Spring and Summer ‘18 are getting ready to provide local operators and our BHS/H.Weiss customers with a great opportunity to expand their horizons.
What we’ve found over the years is that the fine art of outdoor dining has evolved into a mind set that with a little planning can become both highly profitable and create a signature for your restaurant or club. We have found that operators that execute successfully outside have built a recipe for success on three key ingredients: Beverage menu, food offering and proper staffing.
The most impactful approach that we are seeing with our BHS/H. Weiss customers is based on menus that stress local-local-local. It all starts with local beer and an atmosphere and a vibe that focuses on a local brew pub or beer garden.
The last decade has brought the emergence of world-class wines from our region. That local movement has morphed into a vast array of local spirits including malts, bourbon, whiskeys, vodkas (including a Vermont vodka made from milk!) We have been working with our customers to create local pairings of food with locally based wines, craft beers and cocktails.

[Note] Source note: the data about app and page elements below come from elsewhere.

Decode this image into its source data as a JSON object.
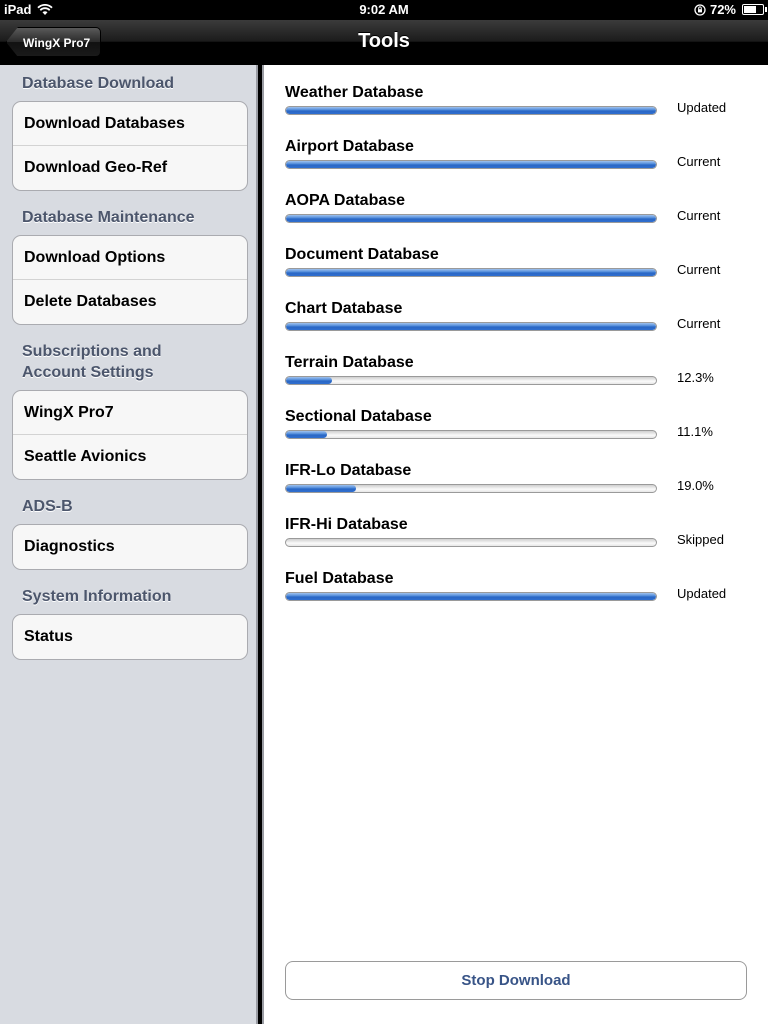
{
  "status_bar": {
    "device": "iPad",
    "time": "9:02 AM",
    "battery": "72%",
    "battery_level": 0.72
  },
  "nav": {
    "back_label": "WingX Pro7",
    "title": "Tools"
  },
  "sidebar": {
    "sections": [
      {
        "header": "Database Download",
        "items": [
          "Download Databases",
          "Download Geo-Ref"
        ]
      },
      {
        "header": "Database Maintenance",
        "items": [
          "Download Options",
          "Delete Databases"
        ]
      },
      {
        "header_line1": "Subscriptions and",
        "header_line2": "Account Settings",
        "items": [
          "WingX Pro7",
          "Seattle Avionics"
        ]
      },
      {
        "header": "ADS-B",
        "items": [
          "Diagnostics"
        ]
      },
      {
        "header": "System Information",
        "items": [
          "Status"
        ]
      }
    ]
  },
  "databases": [
    {
      "name": "Weather Database",
      "status": "Updated",
      "progress": 1.0
    },
    {
      "name": "Airport Database",
      "status": "Current",
      "progress": 1.0
    },
    {
      "name": "AOPA Database",
      "status": "Current",
      "progress": 1.0
    },
    {
      "name": "Document Database",
      "status": "Current",
      "progress": 1.0
    },
    {
      "name": "Chart Database",
      "status": "Current",
      "progress": 1.0
    },
    {
      "name": "Terrain Database",
      "status": "12.3%",
      "progress": 0.123
    },
    {
      "name": "Sectional Database",
      "status": "11.1%",
      "progress": 0.111
    },
    {
      "name": "IFR-Lo Database",
      "status": "19.0%",
      "progress": 0.19
    },
    {
      "name": "IFR-Hi Database",
      "status": "Skipped",
      "progress": 0.0
    },
    {
      "name": "Fuel Database",
      "status": "Updated",
      "progress": 1.0
    }
  ],
  "stop_button": "Stop Download",
  "colors": {
    "progress_fill": "#2f6fd0",
    "section_header": "#4c566c",
    "stop_button_text": "#385487",
    "sidebar_bg": "#d8dbe1"
  }
}
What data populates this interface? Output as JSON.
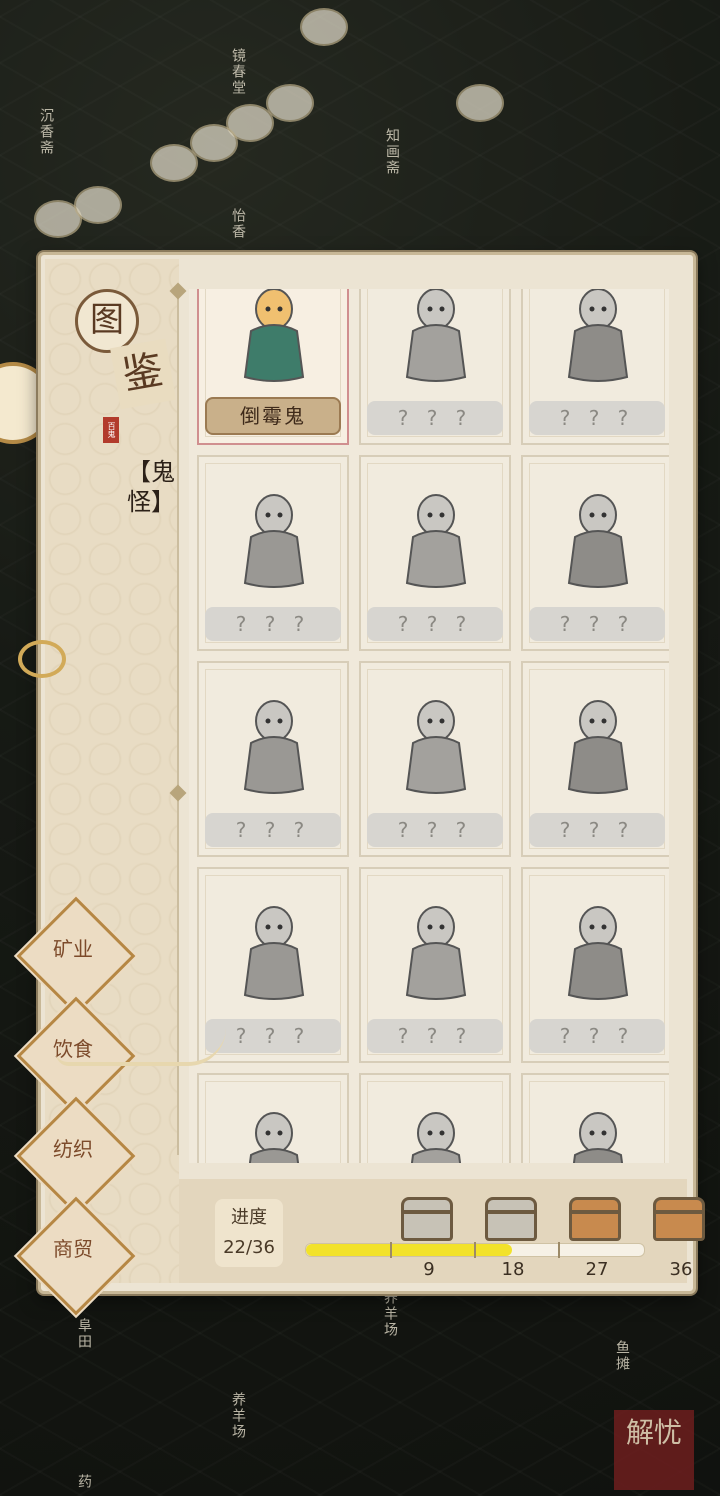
{
  "map_labels": [
    "沉香斋",
    "镜春堂",
    "知画斋",
    "怡香",
    "阜田",
    "养羊场",
    "养羊场",
    "鱼摊",
    "药"
  ],
  "seal_text": "解忧",
  "panel": {
    "title_top": "图",
    "title_bottom": "鉴",
    "stamp": "百鬼",
    "category": "【鬼怪】"
  },
  "nav": [
    {
      "label": "矿业"
    },
    {
      "label": "饮食"
    },
    {
      "label": "纺织"
    },
    {
      "label": "商贸"
    }
  ],
  "cards": [
    {
      "label": "倒霉鬼",
      "unlocked": true,
      "icon": "old-man-umbrella-icon"
    },
    {
      "label": "? ? ?",
      "unlocked": false,
      "icon": "ghost-snail-icon"
    },
    {
      "label": "? ? ?",
      "unlocked": false,
      "icon": "hooded-ghost-icon"
    },
    {
      "label": "? ? ?",
      "unlocked": false,
      "icon": "hanged-ghost-icon"
    },
    {
      "label": "? ? ?",
      "unlocked": false,
      "icon": "board-ghost-icon"
    },
    {
      "label": "? ? ?",
      "unlocked": false,
      "icon": "fan-dancer-icon"
    },
    {
      "label": "? ? ?",
      "unlocked": false,
      "icon": "staff-ghost-icon"
    },
    {
      "label": "? ? ?",
      "unlocked": false,
      "icon": "monk-icon"
    },
    {
      "label": "? ? ?",
      "unlocked": false,
      "icon": "squirrel-icon"
    },
    {
      "label": "? ? ?",
      "unlocked": false,
      "icon": "sea-goddess-icon"
    },
    {
      "label": "? ? ?",
      "unlocked": false,
      "icon": "lady-ghost-icon"
    },
    {
      "label": "? ? ?",
      "unlocked": false,
      "icon": "farmer-icon"
    },
    {
      "label": "",
      "unlocked": false,
      "icon": "rabbit-icon"
    },
    {
      "label": "",
      "unlocked": false,
      "icon": "firework-icon"
    },
    {
      "label": "",
      "unlocked": false,
      "icon": "official-icon"
    }
  ],
  "progress": {
    "title": "进度",
    "count": "22/36",
    "fraction": 0.61,
    "milestones": [
      "9",
      "18",
      "27",
      "36"
    ],
    "chests": [
      "open",
      "open",
      "closed",
      "closed"
    ]
  },
  "colors": {
    "progress_fill": "#f2e22a",
    "accent": "#b68744"
  }
}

We love the idea of small courses but you need to think it through to get the portion size right. Because if you are going to serve a smaller portion, you are going to need more staff. Make money on liquor, but tastings take more time per seating, so make it worth it…. offer suggestions of parings with each course.
A key to setting the right tone for these new outdoor menus is finding the right look and feel for your tabletop. Our suggestion is an organic and handmade look where each plate is slightly different. Think in terms of earth tones that blend and complement food. It’s time to move away from the big flat plates of the past. They always reminded me of “pallets” for the food. We are trying to help our restaurants, clubs and catering customers think of tabletop as the base to build on.
We like the advantages from both an aesthetic and P&L standpoint that an operator gets with a smaller plate. They are in most cases less expensive but most importantly allow for smaller tables. That leaves room for more tables and a lighter feel in the room. Smaller plates also tend to break less keeping expenses down.
We have also seen a move towards a dressier look with satin finished flatware and even black and gold tones.
The operator gets an earthier look but they require better handling. In many cases they cannot be used with cold dishwasher and chemical detergents so you need to think before purchasing.
We are also involved everyday in working with our clients to select the appropriate glassware for their operation. The biggest movement in glass seems to be using interesting rocks or beverage glasses and simple glasses for the rest. We are seeing either cut or pressed glass with a heavy retro emphasis to create a classy look. We are also able to help our clients save money by selecting one great wine glass and thus breaking one of the cardinal rules of The Real Housewives of Beverly Hills who demand different glasses for everything. So why not keep it simple with a 10 oz. glass, a 14 oz. glass for on the rocks and even tall drinks and then a simple glass for water.
We have also noticed that as craft beer has gone from fad to mainstream that the approach to beer glasses has changed. We suggest a simple approach with one set of glasses for light colored beers and another for dark. It also might make sense to talk to your beer distributor and see what’s available for free but make sure it doesn’t compromise the look of your brand that you’ve worked so hard to create.
We are looking forward to a great Spring/Summer ‘18 season. Let us know how we can help.